*About this exercise*. In your copy, repeat each record exactly and include no pictures.

*Exercise input*.
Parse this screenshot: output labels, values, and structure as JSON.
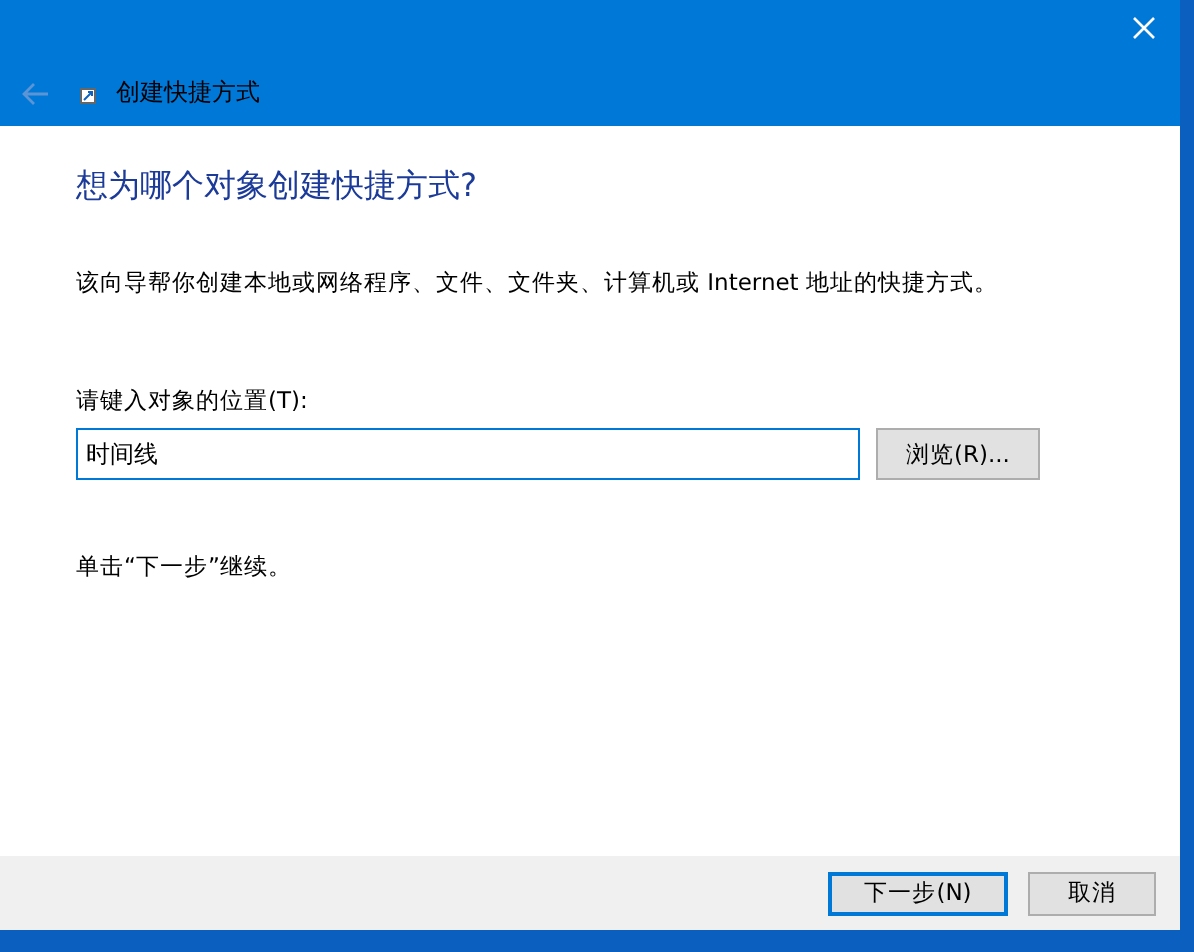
{
  "window": {
    "title": "创建快捷方式",
    "back_disabled": true
  },
  "heading": "想为哪个对象创建快捷方式?",
  "description": "该向导帮你创建本地或网络程序、文件、文件夹、计算机或 Internet 地址的快捷方式。",
  "location": {
    "label": "请键入对象的位置(T):",
    "value": "时间线",
    "browse_button": "浏览(R)..."
  },
  "hint": "单击“下一步”继续。",
  "buttons": [
    {
      "label": "下一步(N)",
      "selected": true
    },
    {
      "label": "取消",
      "selected": false
    }
  ]
}
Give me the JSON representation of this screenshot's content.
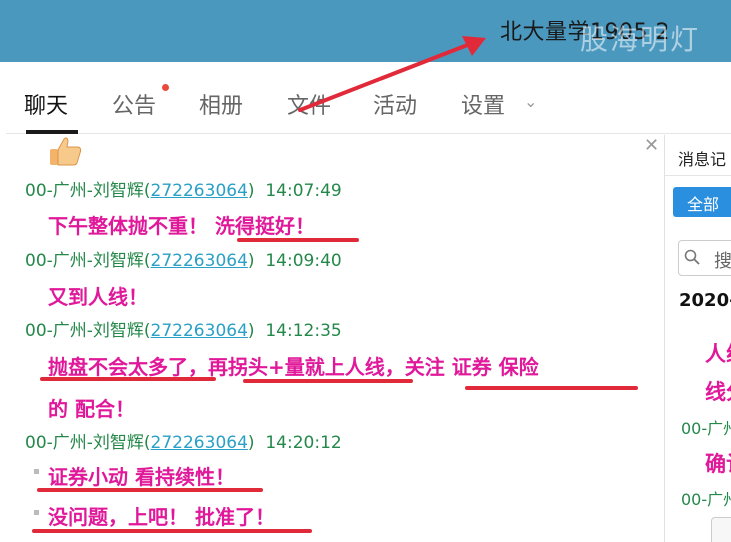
{
  "titlebar": {
    "group_title": "北大量学1905 2",
    "watermark": "股海明灯"
  },
  "tabs": [
    {
      "label": "聊天"
    },
    {
      "label": "公告"
    },
    {
      "label": "相册"
    },
    {
      "label": "文件"
    },
    {
      "label": "活动"
    },
    {
      "label": "设置"
    }
  ],
  "chat": {
    "messages": [
      {
        "sender": "00-广州-刘智辉(",
        "qq": "272263064",
        "sender_close": ")",
        "time": "14:07:49",
        "lines": [
          "下午整体抛不重！ 洗得挺好！"
        ]
      },
      {
        "sender": "00-广州-刘智辉(",
        "qq": "272263064",
        "sender_close": ")",
        "time": "14:09:40",
        "lines": [
          "又到人线！"
        ]
      },
      {
        "sender": "00-广州-刘智辉(",
        "qq": "272263064",
        "sender_close": ")",
        "time": "14:12:35",
        "lines": [
          "抛盘不会太多了，再拐头+量就上人线，关注 证券 保险",
          "的 配合！"
        ]
      },
      {
        "sender": "00-广州-刘智辉(",
        "qq": "272263064",
        "sender_close": ")",
        "time": "14:20:12",
        "lines": [
          "证券小动 看持续性！",
          "没问题，上吧！ 批准了！"
        ]
      }
    ]
  },
  "panel": {
    "title": "消息记",
    "all_button": "全部",
    "search_placeholder": "搜",
    "date": "2020-",
    "pink_1": "人线",
    "pink_2": "线分",
    "green_1": "00-广州",
    "pink_3": "确认",
    "green_2": "00-广州"
  },
  "colors": {
    "titlebar": "#4b98bf",
    "sender_green": "#24884a",
    "message_pink": "#e0189a",
    "annotation_red": "#e02a3a",
    "link_blue": "#2aa0c6",
    "button_blue": "#2b8fe0"
  },
  "icons": [
    "thumbs-up-icon",
    "close-icon",
    "chevron-down-icon",
    "search-icon"
  ]
}
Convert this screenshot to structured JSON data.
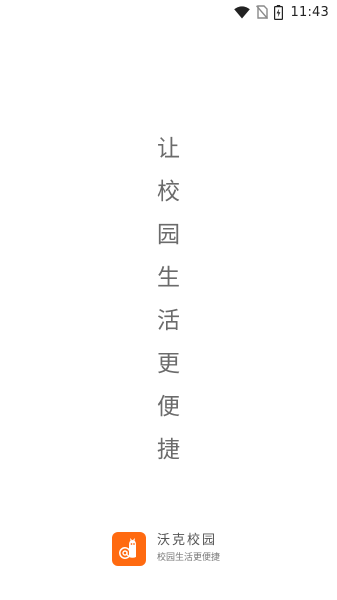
{
  "status_bar": {
    "time": "11:43",
    "icons": [
      "wifi-icon",
      "no-sim-icon",
      "battery-charging-icon"
    ]
  },
  "splash": {
    "slogan_chars": [
      "让",
      "校",
      "园",
      "生",
      "活",
      "更",
      "便",
      "捷"
    ]
  },
  "brand": {
    "logo_icon": "at-sign-mascot-logo",
    "accent_color": "#ff6a10",
    "name": "沃克校园",
    "tagline": "校园生活更便捷"
  }
}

*Solution*.
Parse this screenshot: output labels, values, and structure as JSON.
{
  "window": {
    "title": "创建快捷方式",
    "back_disabled": true
  },
  "heading": "想为哪个对象创建快捷方式?",
  "description": "该向导帮你创建本地或网络程序、文件、文件夹、计算机或 Internet 地址的快捷方式。",
  "location": {
    "label": "请键入对象的位置(T):",
    "value": "时间线",
    "browse_button": "浏览(R)..."
  },
  "hint": "单击“下一步”继续。",
  "buttons": [
    {
      "label": "下一步(N)",
      "selected": true
    },
    {
      "label": "取消",
      "selected": false
    }
  ]
}
Give me the JSON representation of this screenshot's content.
{
  "titlebar": {
    "group_title": "北大量学1905 2",
    "watermark": "股海明灯"
  },
  "tabs": [
    {
      "label": "聊天"
    },
    {
      "label": "公告"
    },
    {
      "label": "相册"
    },
    {
      "label": "文件"
    },
    {
      "label": "活动"
    },
    {
      "label": "设置"
    }
  ],
  "chat": {
    "messages": [
      {
        "sender": "00-广州-刘智辉(",
        "qq": "272263064",
        "sender_close": ")",
        "time": "14:07:49",
        "lines": [
          "下午整体抛不重！ 洗得挺好！"
        ]
      },
      {
        "sender": "00-广州-刘智辉(",
        "qq": "272263064",
        "sender_close": ")",
        "time": "14:09:40",
        "lines": [
          "又到人线！"
        ]
      },
      {
        "sender": "00-广州-刘智辉(",
        "qq": "272263064",
        "sender_close": ")",
        "time": "14:12:35",
        "lines": [
          "抛盘不会太多了，再拐头+量就上人线，关注 证券 保险",
          "的 配合！"
        ]
      },
      {
        "sender": "00-广州-刘智辉(",
        "qq": "272263064",
        "sender_close": ")",
        "time": "14:20:12",
        "lines": [
          "证券小动 看持续性！",
          "没问题，上吧！ 批准了！"
        ]
      }
    ]
  },
  "panel": {
    "title": "消息记",
    "all_button": "全部",
    "search_placeholder": "搜",
    "date": "2020-",
    "pink_1": "人线",
    "pink_2": "线分",
    "green_1": "00-广州",
    "pink_3": "确认",
    "green_2": "00-广州"
  },
  "colors": {
    "titlebar": "#4b98bf",
    "sender_green": "#24884a",
    "message_pink": "#e0189a",
    "annotation_red": "#e02a3a",
    "link_blue": "#2aa0c6",
    "button_blue": "#2b8fe0"
  },
  "icons": [
    "thumbs-up-icon",
    "close-icon",
    "chevron-down-icon",
    "search-icon"
  ]
}
Convert this screenshot to structured JSON data.
{
  "status_bar": {
    "time": "11:43",
    "icons": [
      "wifi-icon",
      "no-sim-icon",
      "battery-charging-icon"
    ]
  },
  "splash": {
    "slogan_chars": [
      "让",
      "校",
      "园",
      "生",
      "活",
      "更",
      "便",
      "捷"
    ]
  },
  "brand": {
    "logo_icon": "at-sign-mascot-logo",
    "accent_color": "#ff6a10",
    "name": "沃克校园",
    "tagline": "校园生活更便捷"
  }
}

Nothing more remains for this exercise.